Of course, the job these two former charlatans got sent on related to the family they ripped off and exploited: they were to infiltrate the house where they failed to exorcise an entity from the youngest daughter of the family and retrieve a rare book that the family had stolen from an occult bookshop.

What these two low-lifes don’t know is that after the events of the failed exorcism, the family took the attitude of "If you can’t beat ’em, join ’em" and began to do the bidding of the presence inhabiting their daughter's body. They've had their agents steal the grimoire because the thing wants to open a gate to bring the rest of his foul cohort into the world.
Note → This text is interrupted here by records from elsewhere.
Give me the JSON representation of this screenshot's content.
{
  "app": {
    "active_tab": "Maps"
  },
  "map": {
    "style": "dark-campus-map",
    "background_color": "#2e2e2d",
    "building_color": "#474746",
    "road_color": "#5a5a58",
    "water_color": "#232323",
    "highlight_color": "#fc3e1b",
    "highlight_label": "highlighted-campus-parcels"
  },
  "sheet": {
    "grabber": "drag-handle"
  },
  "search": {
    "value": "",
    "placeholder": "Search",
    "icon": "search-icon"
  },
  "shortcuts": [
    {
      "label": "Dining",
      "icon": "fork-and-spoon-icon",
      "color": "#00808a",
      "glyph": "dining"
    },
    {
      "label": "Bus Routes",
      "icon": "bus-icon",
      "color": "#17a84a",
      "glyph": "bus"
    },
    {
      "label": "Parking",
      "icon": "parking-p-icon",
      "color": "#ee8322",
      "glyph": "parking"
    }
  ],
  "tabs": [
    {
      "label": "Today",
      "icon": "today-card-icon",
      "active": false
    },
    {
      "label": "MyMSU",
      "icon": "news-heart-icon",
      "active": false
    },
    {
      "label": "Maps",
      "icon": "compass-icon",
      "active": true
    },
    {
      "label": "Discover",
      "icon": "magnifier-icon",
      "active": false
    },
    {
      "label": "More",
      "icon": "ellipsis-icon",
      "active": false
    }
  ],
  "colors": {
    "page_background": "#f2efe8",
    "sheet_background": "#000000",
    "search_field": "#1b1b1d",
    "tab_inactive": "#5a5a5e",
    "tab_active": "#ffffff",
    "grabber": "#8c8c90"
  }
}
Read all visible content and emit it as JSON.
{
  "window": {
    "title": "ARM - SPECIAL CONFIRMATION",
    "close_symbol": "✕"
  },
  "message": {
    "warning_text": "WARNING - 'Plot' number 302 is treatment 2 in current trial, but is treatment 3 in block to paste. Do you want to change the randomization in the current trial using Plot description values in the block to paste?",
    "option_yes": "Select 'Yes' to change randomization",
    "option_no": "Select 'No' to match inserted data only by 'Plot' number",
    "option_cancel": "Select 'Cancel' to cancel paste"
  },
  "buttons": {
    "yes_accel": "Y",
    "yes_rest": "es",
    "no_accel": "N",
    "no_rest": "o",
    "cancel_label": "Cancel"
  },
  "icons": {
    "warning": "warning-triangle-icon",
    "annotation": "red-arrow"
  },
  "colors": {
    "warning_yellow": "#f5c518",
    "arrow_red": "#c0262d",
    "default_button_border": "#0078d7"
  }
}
Things...went badly. Botched plans, bad rolls, and chance encounters within the house led to a moment where one character (the fighter) was suspended above a pit of acidic ooze and was holding on to the thief's hand for dear life...and then he failed his roll to climb back up from the trap he'd sprung. The thief watched in horror as his friend and fellow cheat was dissolved. Unfortunately, the fighter’s death screams brought the rest of the family/cult running. The remaining character now surrounded by a circle of knife-wielding cultists, we closed the curtains on this sad scene.

Total party kill. The players loved it.

Friday, September 23, 2016

Bad Books for Bad People - Image of the Beast and Blown

Kate and Jack discuss Image of the Beast and its sequel Blown by Philip José Farmer. Released in 1968 and 1969 by adult science fiction publisher Essex House, Kate describes these ultra-explicit, super-bizarre novels as "like the monster mash version of Georges Bataille's Story of the Eye." But that's only part of the picture as we follow private detective Herald Childe on his journey into a world of monsters, ritual murder, and warring horror memorabilia collectors.
 The guest reader is man of mystery Baron XIII, who has the distinction of being Kate's most frequently punched-in-the-head friend. Baron XIII reveals his seven-day drawing challenge in exchange for reading one of the most extreme passages from these books.
Are these books sexy? Will we learn anything about Philip José Farmer's sexual preferences? What lives in that one character's nether regions?  What does Lord Byron have to do with all of this? Tune in to this episode of Bad Books for Bad People to find out!
Listen here!

We're also now on iTunes and Google Play.

Thursday, September 22, 2016

Grand Guignol, Reading Like a Victorian, Fascist Building

My dear friend and co-conspirator Tenebrous Kate has a great piece on the recently-reissued Theatre of Fear and Horror: The Grisly Spectacle of the Grand Guignol of Paris and an interview with the book's author, Mel Gordon. The book and the interview are must-reads. (by Tenebrous Kate for Heathen Harvest)

Want to read Victorian novels as they were originally read? This site does the heavy-lifting to give you the full Victorian experience: A Way to Read 19th-Century Novels Serially and in Their Cultural Contexts.

The Fascist Building in Upper Manhattan. (by Caroline Wazer for Atlas Obscura.)